it's traditionally okay to have queer and/or kinky people in HFIS stories as long as they're decadent and jaded and world-weary

The cart may be before the horse in this case, because kink and especially bisexuality have been in use for a long, long time as markers for jaded ennui ("I'm so bored I don't care who I sleep with") rather than the other way around. In the case of The Tomorrow File, bisexuality is a marker for the jaded ennui of the entire society.

"The Chief Designer" ... was my first real exposure to the idea that an sf magazine could publish a not-really-sf story

The trick of "The Chief Designer" is that it is a ghost story about space travel. It might not be SF, but it does have a fantastic element and therefore "earned" its slot in Asimov's with that if nothing else.
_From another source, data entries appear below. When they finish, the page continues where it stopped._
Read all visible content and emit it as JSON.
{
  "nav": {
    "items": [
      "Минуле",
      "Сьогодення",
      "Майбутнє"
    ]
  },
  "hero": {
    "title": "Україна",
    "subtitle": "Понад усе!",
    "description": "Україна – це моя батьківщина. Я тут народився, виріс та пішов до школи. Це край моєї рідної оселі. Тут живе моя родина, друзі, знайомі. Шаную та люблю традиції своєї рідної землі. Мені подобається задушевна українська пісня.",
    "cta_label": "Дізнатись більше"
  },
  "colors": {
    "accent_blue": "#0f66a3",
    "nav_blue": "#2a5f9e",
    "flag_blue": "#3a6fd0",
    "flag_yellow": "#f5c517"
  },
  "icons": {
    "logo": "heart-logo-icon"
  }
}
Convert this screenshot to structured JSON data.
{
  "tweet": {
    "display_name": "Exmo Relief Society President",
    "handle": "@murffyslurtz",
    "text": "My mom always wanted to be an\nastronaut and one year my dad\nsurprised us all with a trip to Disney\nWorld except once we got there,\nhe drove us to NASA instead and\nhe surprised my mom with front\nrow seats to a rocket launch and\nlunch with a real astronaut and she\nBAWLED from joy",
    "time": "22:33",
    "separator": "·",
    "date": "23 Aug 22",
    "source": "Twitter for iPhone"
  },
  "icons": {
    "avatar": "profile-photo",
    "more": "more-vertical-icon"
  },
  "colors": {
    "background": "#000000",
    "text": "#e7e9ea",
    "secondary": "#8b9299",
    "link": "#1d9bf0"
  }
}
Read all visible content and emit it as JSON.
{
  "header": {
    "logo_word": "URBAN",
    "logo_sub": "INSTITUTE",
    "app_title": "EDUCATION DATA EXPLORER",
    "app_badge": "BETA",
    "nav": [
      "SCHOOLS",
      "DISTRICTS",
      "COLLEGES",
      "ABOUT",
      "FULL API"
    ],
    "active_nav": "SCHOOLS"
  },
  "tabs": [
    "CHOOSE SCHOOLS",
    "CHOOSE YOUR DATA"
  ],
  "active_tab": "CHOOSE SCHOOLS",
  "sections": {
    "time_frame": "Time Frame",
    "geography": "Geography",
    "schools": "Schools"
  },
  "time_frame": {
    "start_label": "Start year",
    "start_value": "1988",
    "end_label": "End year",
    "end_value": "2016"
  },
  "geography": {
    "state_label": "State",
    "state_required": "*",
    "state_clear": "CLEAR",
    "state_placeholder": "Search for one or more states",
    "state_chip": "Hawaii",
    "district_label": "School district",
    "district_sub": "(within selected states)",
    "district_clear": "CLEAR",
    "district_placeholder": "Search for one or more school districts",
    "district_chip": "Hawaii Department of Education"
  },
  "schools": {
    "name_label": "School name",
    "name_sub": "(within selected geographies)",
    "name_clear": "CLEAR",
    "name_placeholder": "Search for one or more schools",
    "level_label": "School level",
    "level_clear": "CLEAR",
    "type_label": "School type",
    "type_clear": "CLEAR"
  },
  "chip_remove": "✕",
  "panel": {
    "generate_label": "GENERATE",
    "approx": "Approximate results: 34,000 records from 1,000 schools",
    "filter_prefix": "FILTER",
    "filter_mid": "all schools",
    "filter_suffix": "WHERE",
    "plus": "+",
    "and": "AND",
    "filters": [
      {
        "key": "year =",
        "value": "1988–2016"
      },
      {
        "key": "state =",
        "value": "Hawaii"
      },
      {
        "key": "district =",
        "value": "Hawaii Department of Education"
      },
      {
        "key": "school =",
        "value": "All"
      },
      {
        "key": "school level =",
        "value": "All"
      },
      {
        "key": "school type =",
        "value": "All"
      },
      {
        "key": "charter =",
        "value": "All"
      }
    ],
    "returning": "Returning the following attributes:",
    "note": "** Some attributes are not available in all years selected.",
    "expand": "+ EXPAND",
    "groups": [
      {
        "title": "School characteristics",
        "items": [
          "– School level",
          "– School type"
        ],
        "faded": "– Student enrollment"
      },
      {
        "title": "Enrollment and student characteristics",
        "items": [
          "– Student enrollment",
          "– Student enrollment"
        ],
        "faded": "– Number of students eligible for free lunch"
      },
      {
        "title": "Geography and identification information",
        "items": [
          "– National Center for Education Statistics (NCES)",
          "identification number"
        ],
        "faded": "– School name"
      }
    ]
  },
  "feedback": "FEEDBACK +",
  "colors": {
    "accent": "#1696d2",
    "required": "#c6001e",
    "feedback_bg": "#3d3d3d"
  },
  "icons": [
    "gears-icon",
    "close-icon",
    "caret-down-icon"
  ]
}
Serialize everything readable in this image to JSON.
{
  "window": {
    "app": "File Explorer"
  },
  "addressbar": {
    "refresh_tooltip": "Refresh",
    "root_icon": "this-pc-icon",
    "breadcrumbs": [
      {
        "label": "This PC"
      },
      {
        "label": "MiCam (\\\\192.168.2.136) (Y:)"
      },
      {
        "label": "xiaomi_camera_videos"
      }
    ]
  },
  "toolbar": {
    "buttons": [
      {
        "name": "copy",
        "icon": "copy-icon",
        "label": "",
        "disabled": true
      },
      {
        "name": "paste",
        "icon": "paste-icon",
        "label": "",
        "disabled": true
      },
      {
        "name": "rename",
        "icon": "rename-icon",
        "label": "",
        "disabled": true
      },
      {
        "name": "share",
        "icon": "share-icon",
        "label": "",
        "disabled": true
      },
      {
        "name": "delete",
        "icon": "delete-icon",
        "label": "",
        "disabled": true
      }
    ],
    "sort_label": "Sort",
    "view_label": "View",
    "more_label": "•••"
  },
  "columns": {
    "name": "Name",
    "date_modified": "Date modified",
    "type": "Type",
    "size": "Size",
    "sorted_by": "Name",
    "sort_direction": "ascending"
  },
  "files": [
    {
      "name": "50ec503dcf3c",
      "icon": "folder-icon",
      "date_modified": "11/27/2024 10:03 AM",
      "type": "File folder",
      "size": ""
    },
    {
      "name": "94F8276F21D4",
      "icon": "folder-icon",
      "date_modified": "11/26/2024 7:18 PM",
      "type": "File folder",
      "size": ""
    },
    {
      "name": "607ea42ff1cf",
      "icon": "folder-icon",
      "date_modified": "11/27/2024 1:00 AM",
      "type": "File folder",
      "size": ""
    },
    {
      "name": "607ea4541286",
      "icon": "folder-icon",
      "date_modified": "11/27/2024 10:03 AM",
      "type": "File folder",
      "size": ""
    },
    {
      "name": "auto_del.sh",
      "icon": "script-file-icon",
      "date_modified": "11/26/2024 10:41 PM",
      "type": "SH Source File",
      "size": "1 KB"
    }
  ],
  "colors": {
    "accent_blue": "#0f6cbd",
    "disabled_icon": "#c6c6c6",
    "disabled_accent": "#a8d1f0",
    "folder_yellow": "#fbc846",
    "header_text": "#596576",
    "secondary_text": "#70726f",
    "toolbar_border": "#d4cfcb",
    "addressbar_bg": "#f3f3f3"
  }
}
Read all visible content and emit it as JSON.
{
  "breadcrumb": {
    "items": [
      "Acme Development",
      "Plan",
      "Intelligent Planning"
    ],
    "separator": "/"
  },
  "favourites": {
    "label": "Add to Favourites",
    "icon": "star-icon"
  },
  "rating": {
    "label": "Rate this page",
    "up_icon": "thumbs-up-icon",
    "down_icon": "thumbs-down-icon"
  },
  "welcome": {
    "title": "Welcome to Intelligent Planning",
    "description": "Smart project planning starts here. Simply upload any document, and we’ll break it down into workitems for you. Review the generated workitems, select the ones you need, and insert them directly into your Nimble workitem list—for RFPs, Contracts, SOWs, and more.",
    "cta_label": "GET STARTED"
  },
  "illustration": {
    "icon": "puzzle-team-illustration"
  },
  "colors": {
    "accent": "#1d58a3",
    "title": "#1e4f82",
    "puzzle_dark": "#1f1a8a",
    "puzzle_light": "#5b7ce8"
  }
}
True, the fantastic element only appears at the very end, but the space-travel aspects of the story keep SF readers reading until that point.

Now, if you were to take away the ghost, would it still be SF (because it involves space travel) or would it be historical fiction (because it is set in the 1960s and 1970s)? I maintain that it would be SF, because 1) it is still fiction about science, even though the science is historical, 2) the story has an SF attitude towards its subject matter.

(Mind you, I consider "What I Didn't See" to be non-SF despite the science (research into gorillas) because the science is tangential to the story.)

What's an "SF attitude"? That's a whole separate essay, but I'd point to Poul Anderson as an example of an SF attitude toward fantasy and Patrick O'Brien as an SF attitude toward the Napoleonic Wars.

For me, ostranenie is not a key part of the SF attitude. Though it's part of the SF mileu, it's not what I, personally, read SF for. I prefer SF to mimetic fiction because I find mimetic fiction depressingly limited. What's the point of reading a story in which you know that nothing really unusual can happen? If I wanted real life, I could put down the book and go live it.


I don't think anyone's arguing that there's an effort to prevent or at least a broad unwillingness to accept homosexual characters in SF—focussing on the gay/straight dichotomy is blurring the point of Jed's original essay, which was about opening up sexualities and ways of being sexual in general in Zukunftsromans. (Not so much an upstanding fighter pilot character that happens to be gay as a milieu in which gay characters have interspecies quasipublic sex in parks set aside for this particular pleasure, which, when you parse it, turns out to be Delany celebrating the cross-class quasipublic gay sex available in New York City in the '50s and '60s. That sort of thing.) —I mean, I've been focussing too much on the gay/straight dichotomy myself, given how I stumbled into this discussion, and it's something I mean to try and pull back from, toward a bigger picture: there's a whole bunch of borders to cross or "interrogate" or fuck with here, about sex and sexuality and gender, and my impression pretty much cues up with Jed's: that SF is a great tool for doing pretty much precisely that fucking around, and that it hasn't been used so much for that of late. Now, I'm willing to be proved wrong on this point: my reading of current SF is best described as spotty, and I'm probably exaggerating the importance of certain slices of the old skool New Wave, but still, that's my impression: there's work to get done, space to be colonized, impressive things to be built, let's get cracking, but how?

I mean, one thing, to dance around potentially heated discussions about assimilation, a upstanding high and tight rocket jock with an appreciative eye for his manly military confreres is just the tip of the iceberg. It's something entirely to take up precisely those qualities seen as decadent and jaded and find within them strength, display their virtues: an effeminate male icon, to balance the ass-kicking chick, say.

And I'd also just note that a desire for the unusual is pretty much what's at the heart of a hankering for ostranenie.


Post a comment